* _Required work_
Each record below is to be copied exactly; the pictures are to be omitted.

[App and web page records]
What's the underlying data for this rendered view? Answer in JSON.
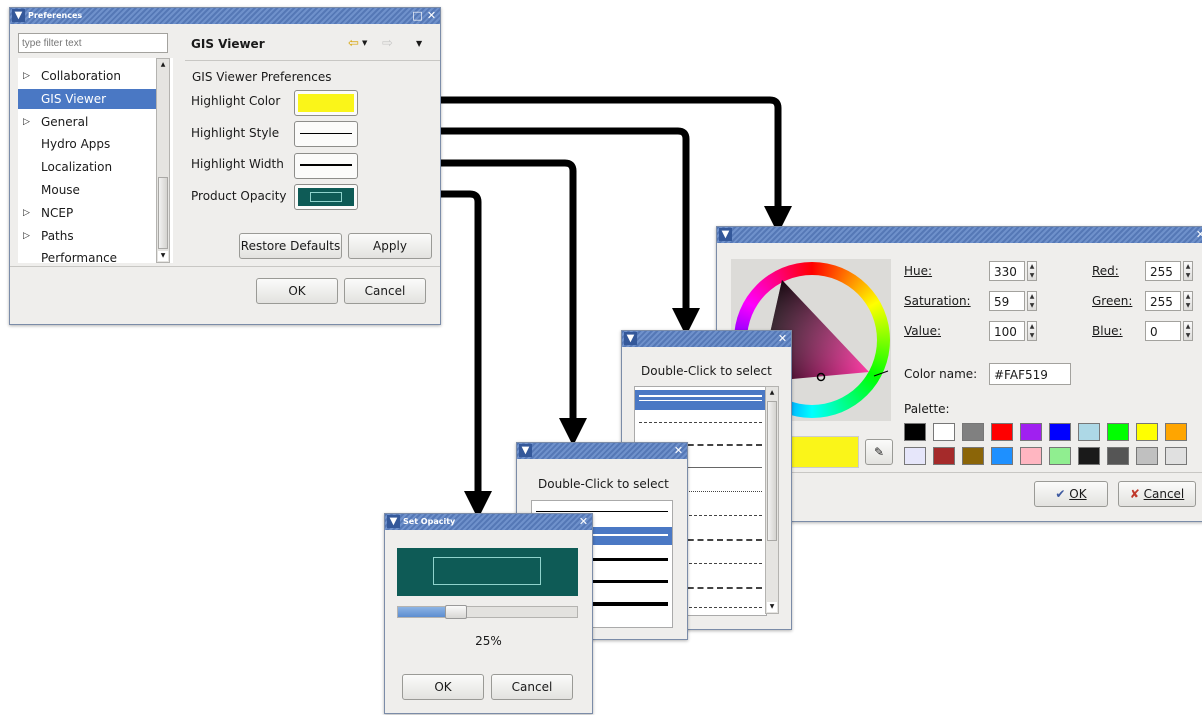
{
  "preferences": {
    "title": "Preferences",
    "filter_placeholder": "type filter text",
    "tree_items": [
      {
        "label": "Collaboration",
        "expandable": true,
        "selected": false
      },
      {
        "label": "GIS Viewer",
        "expandable": false,
        "selected": true
      },
      {
        "label": "General",
        "expandable": true,
        "selected": false
      },
      {
        "label": "Hydro Apps",
        "expandable": false,
        "selected": false
      },
      {
        "label": "Localization",
        "expandable": false,
        "selected": false
      },
      {
        "label": "Mouse",
        "expandable": false,
        "selected": false
      },
      {
        "label": "NCEP",
        "expandable": true,
        "selected": false
      },
      {
        "label": "Paths",
        "expandable": true,
        "selected": false
      },
      {
        "label": "Performance",
        "expandable": false,
        "selected": false
      }
    ],
    "page_title": "GIS Viewer",
    "section_label": "GIS Viewer Preferences",
    "rows": {
      "highlight_color": "Highlight Color",
      "highlight_style": "Highlight Style",
      "highlight_width": "Highlight Width",
      "product_opacity": "Product Opacity"
    },
    "colors": {
      "highlight": "#FAF519",
      "opacity_fill": "#0E5B56"
    },
    "restore_defaults": "Restore Defaults",
    "apply": "Apply",
    "ok": "OK",
    "cancel": "Cancel"
  },
  "color_dialog": {
    "hue_label": "Hue:",
    "hue_value": "330",
    "saturation_label": "Saturation:",
    "saturation_value": "59",
    "value_label": "Value:",
    "value_value": "100",
    "red_label": "Red:",
    "red_value": "255",
    "green_label": "Green:",
    "green_value": "255",
    "blue_label": "Blue:",
    "blue_value": "0",
    "color_name_label": "Color name:",
    "color_name_value": "#FAF519",
    "palette_label": "Palette:",
    "palette_colors": [
      "#000000",
      "#ffffff",
      "#808080",
      "#ff0000",
      "#a020f0",
      "#0000ff",
      "#add8e6",
      "#00ff00",
      "#ffff00",
      "#ffa500",
      "#e6e6fa",
      "#a52a2a",
      "#8b6508",
      "#1e90ff",
      "#ffb6c1",
      "#90ee90",
      "#1a1a1a",
      "#555555",
      "#c0c0c0",
      "#e0e0e0"
    ],
    "ok": "OK",
    "cancel": "Cancel"
  },
  "style_dialog": {
    "prompt": "Double-Click to select"
  },
  "width_dialog": {
    "prompt": "Double-Click to select"
  },
  "opacity_dialog": {
    "title": "Set Opacity",
    "percent": "25%",
    "level": 0.25,
    "ok": "OK",
    "cancel": "Cancel"
  }
}
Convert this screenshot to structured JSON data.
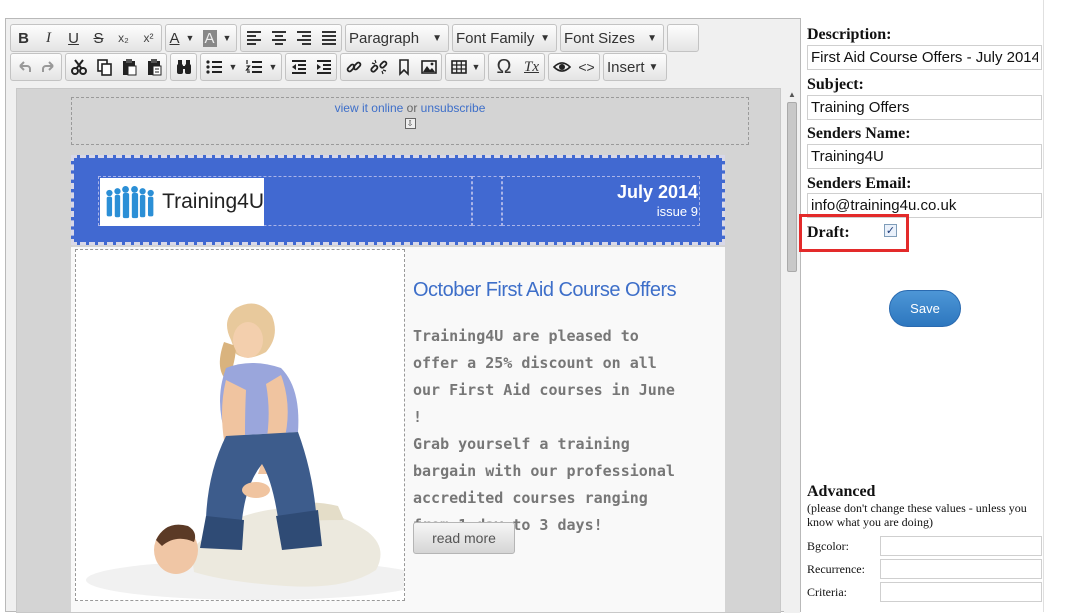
{
  "toolbar": {
    "bold": "B",
    "italic": "I",
    "underline": "U",
    "strike": "S",
    "subscript": "x₂",
    "superscript": "x²",
    "font_color": "A",
    "bg_color": "A",
    "paragraph": "Paragraph",
    "font_family": "Font Family",
    "font_sizes": "Font Sizes",
    "omega": "Ω",
    "clear_format": "Tx",
    "code": "<>",
    "insert": "Insert"
  },
  "newsletter": {
    "view_online": "view it online",
    "or": "or",
    "unsubscribe": "unsubscribe",
    "brand": "Training4U",
    "month": "July 2014",
    "issue": "issue 9",
    "offer_title": "October First Aid Course Offers",
    "offer_body_1": "Training4U are pleased to offer a 25% discount on all our First Aid courses in June !",
    "offer_body_2": "Grab yourself a training bargain with our professional accredited courses ranging from 1 day to 3 days!",
    "read_more": "read more"
  },
  "form": {
    "description_label": "Description:",
    "description_value": "First Aid Course Offers - July 2014",
    "subject_label": "Subject:",
    "subject_value": "Training Offers",
    "senders_name_label": "Senders Name:",
    "senders_name_value": "Training4U",
    "senders_email_label": "Senders Email:",
    "senders_email_value": "info@training4u.co.uk",
    "draft_label": "Draft:",
    "draft_checked": true,
    "save_label": "Save"
  },
  "advanced": {
    "title": "Advanced",
    "note": "(please don't change these values - unless you know what you are doing)",
    "bgcolor_label": "Bgcolor:",
    "bgcolor_value": "",
    "recurrence_label": "Recurrence:",
    "recurrence_value": "",
    "criteria_label": "Criteria:",
    "criteria_value": ""
  },
  "colors": {
    "header_blue": "#4169d1",
    "link_blue": "#3e6fc9",
    "highlight_red": "#e32a2a",
    "save_blue": "#2d77bf"
  }
}
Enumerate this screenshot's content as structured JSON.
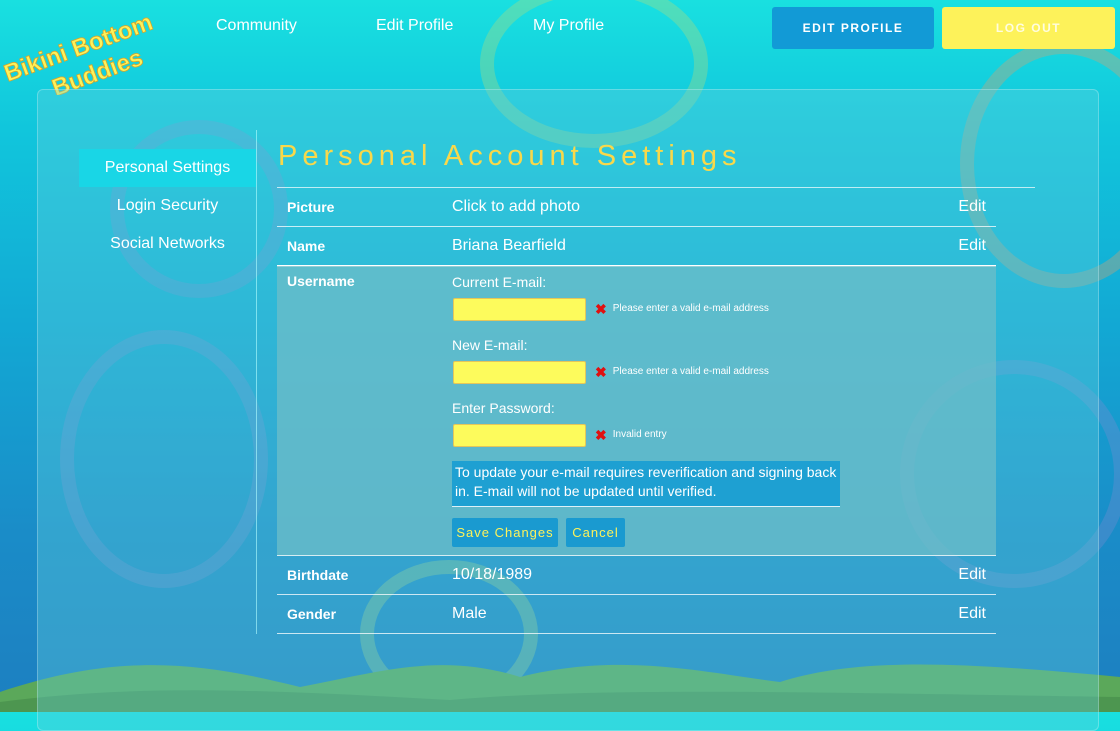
{
  "logo": {
    "line1": "Bikini Bottom",
    "line2": "Buddies"
  },
  "nav": {
    "community": "Community",
    "edit_profile": "Edit Profile",
    "my_profile": "My Profile"
  },
  "header_buttons": {
    "edit_profile": "EDIT PROFILE",
    "log_out": "LOG OUT"
  },
  "sidebar": {
    "items": [
      {
        "label": "Personal Settings",
        "active": true
      },
      {
        "label": "Login Security"
      },
      {
        "label": "Social Networks"
      }
    ]
  },
  "page_title": "Personal Account Settings",
  "rows": {
    "picture": {
      "label": "Picture",
      "value": "Click to add photo",
      "edit": "Edit"
    },
    "name": {
      "label": "Name",
      "value": "Briana Bearfield",
      "edit": "Edit"
    },
    "username": {
      "label": "Username",
      "current_email_label": "Current E-mail:",
      "current_email_error": "Please enter a valid e-mail address",
      "new_email_label": "New E-mail:",
      "new_email_error": "Please enter a valid e-mail address",
      "password_label": "Enter Password:",
      "password_error": "Invalid entry",
      "notice": "To update your e-mail requires reverification and signing back in. E-mail will not be updated until verified.",
      "save_label": "Save Changes",
      "cancel_label": "Cancel"
    },
    "birthdate": {
      "label": "Birthdate",
      "value": "10/18/1989",
      "edit": "Edit"
    },
    "gender": {
      "label": "Gender",
      "value": "Male",
      "edit": "Edit"
    }
  },
  "colors": {
    "accent_yellow": "#fdf25a",
    "title_gold": "#f9d84a",
    "button_blue": "#129ad6",
    "error_red": "#e01010"
  }
}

* _Response_
What's the underlying data for this rendered view? Answer in JSON.
{
  "preferences": {
    "title": "Preferences",
    "filter_placeholder": "type filter text",
    "tree_items": [
      {
        "label": "Collaboration",
        "expandable": true,
        "selected": false
      },
      {
        "label": "GIS Viewer",
        "expandable": false,
        "selected": true
      },
      {
        "label": "General",
        "expandable": true,
        "selected": false
      },
      {
        "label": "Hydro Apps",
        "expandable": false,
        "selected": false
      },
      {
        "label": "Localization",
        "expandable": false,
        "selected": false
      },
      {
        "label": "Mouse",
        "expandable": false,
        "selected": false
      },
      {
        "label": "NCEP",
        "expandable": true,
        "selected": false
      },
      {
        "label": "Paths",
        "expandable": true,
        "selected": false
      },
      {
        "label": "Performance",
        "expandable": false,
        "selected": false
      }
    ],
    "page_title": "GIS Viewer",
    "section_label": "GIS Viewer Preferences",
    "rows": {
      "highlight_color": "Highlight Color",
      "highlight_style": "Highlight Style",
      "highlight_width": "Highlight Width",
      "product_opacity": "Product Opacity"
    },
    "colors": {
      "highlight": "#FAF519",
      "opacity_fill": "#0E5B56"
    },
    "restore_defaults": "Restore Defaults",
    "apply": "Apply",
    "ok": "OK",
    "cancel": "Cancel"
  },
  "color_dialog": {
    "hue_label": "Hue:",
    "hue_value": "330",
    "saturation_label": "Saturation:",
    "saturation_value": "59",
    "value_label": "Value:",
    "value_value": "100",
    "red_label": "Red:",
    "red_value": "255",
    "green_label": "Green:",
    "green_value": "255",
    "blue_label": "Blue:",
    "blue_value": "0",
    "color_name_label": "Color name:",
    "color_name_value": "#FAF519",
    "palette_label": "Palette:",
    "palette_colors": [
      "#000000",
      "#ffffff",
      "#808080",
      "#ff0000",
      "#a020f0",
      "#0000ff",
      "#add8e6",
      "#00ff00",
      "#ffff00",
      "#ffa500",
      "#e6e6fa",
      "#a52a2a",
      "#8b6508",
      "#1e90ff",
      "#ffb6c1",
      "#90ee90",
      "#1a1a1a",
      "#555555",
      "#c0c0c0",
      "#e0e0e0"
    ],
    "ok": "OK",
    "cancel": "Cancel"
  },
  "style_dialog": {
    "prompt": "Double-Click to select"
  },
  "width_dialog": {
    "prompt": "Double-Click to select"
  },
  "opacity_dialog": {
    "title": "Set Opacity",
    "percent": "25%",
    "level": 0.25,
    "ok": "OK",
    "cancel": "Cancel"
  }
}
Convert this screenshot to structured JSON data.
{
  "toolbar": {
    "bold": "B",
    "italic": "I",
    "underline": "U",
    "strike": "S",
    "subscript": "x₂",
    "superscript": "x²",
    "font_color": "A",
    "bg_color": "A",
    "paragraph": "Paragraph",
    "font_family": "Font Family",
    "font_sizes": "Font Sizes",
    "omega": "Ω",
    "clear_format": "Tx",
    "code": "<>",
    "insert": "Insert"
  },
  "newsletter": {
    "view_online": "view it online",
    "or": "or",
    "unsubscribe": "unsubscribe",
    "brand": "Training4U",
    "month": "July 2014",
    "issue": "issue 9",
    "offer_title": "October First Aid Course Offers",
    "offer_body_1": "Training4U are pleased to offer a 25% discount on all our First Aid courses in June !",
    "offer_body_2": "Grab yourself a training bargain with our professional accredited courses ranging from 1 day to 3 days!",
    "read_more": "read more"
  },
  "form": {
    "description_label": "Description:",
    "description_value": "First Aid Course Offers - July 2014",
    "subject_label": "Subject:",
    "subject_value": "Training Offers",
    "senders_name_label": "Senders Name:",
    "senders_name_value": "Training4U",
    "senders_email_label": "Senders Email:",
    "senders_email_value": "info@training4u.co.uk",
    "draft_label": "Draft:",
    "draft_checked": true,
    "save_label": "Save"
  },
  "advanced": {
    "title": "Advanced",
    "note": "(please don't change these values - unless you know what you are doing)",
    "bgcolor_label": "Bgcolor:",
    "bgcolor_value": "",
    "recurrence_label": "Recurrence:",
    "recurrence_value": "",
    "criteria_label": "Criteria:",
    "criteria_value": ""
  },
  "colors": {
    "header_blue": "#4169d1",
    "link_blue": "#3e6fc9",
    "highlight_red": "#e32a2a",
    "save_blue": "#2d77bf"
  }
}
Enumerate this screenshot's content as structured JSON.
{
  "logo": {
    "line1": "Bikini Bottom",
    "line2": "Buddies"
  },
  "nav": {
    "community": "Community",
    "edit_profile": "Edit Profile",
    "my_profile": "My Profile"
  },
  "header_buttons": {
    "edit_profile": "EDIT PROFILE",
    "log_out": "LOG OUT"
  },
  "sidebar": {
    "items": [
      {
        "label": "Personal Settings",
        "active": true
      },
      {
        "label": "Login Security"
      },
      {
        "label": "Social Networks"
      }
    ]
  },
  "page_title": "Personal Account Settings",
  "rows": {
    "picture": {
      "label": "Picture",
      "value": "Click to add photo",
      "edit": "Edit"
    },
    "name": {
      "label": "Name",
      "value": "Briana Bearfield",
      "edit": "Edit"
    },
    "username": {
      "label": "Username",
      "current_email_label": "Current E-mail:",
      "current_email_error": "Please enter a valid e-mail address",
      "new_email_label": "New E-mail:",
      "new_email_error": "Please enter a valid e-mail address",
      "password_label": "Enter Password:",
      "password_error": "Invalid entry",
      "notice": "To update your e-mail requires reverification and signing back in. E-mail will not be updated until verified.",
      "save_label": "Save Changes",
      "cancel_label": "Cancel"
    },
    "birthdate": {
      "label": "Birthdate",
      "value": "10/18/1989",
      "edit": "Edit"
    },
    "gender": {
      "label": "Gender",
      "value": "Male",
      "edit": "Edit"
    }
  },
  "colors": {
    "accent_yellow": "#fdf25a",
    "title_gold": "#f9d84a",
    "button_blue": "#129ad6",
    "error_red": "#e01010"
  }
}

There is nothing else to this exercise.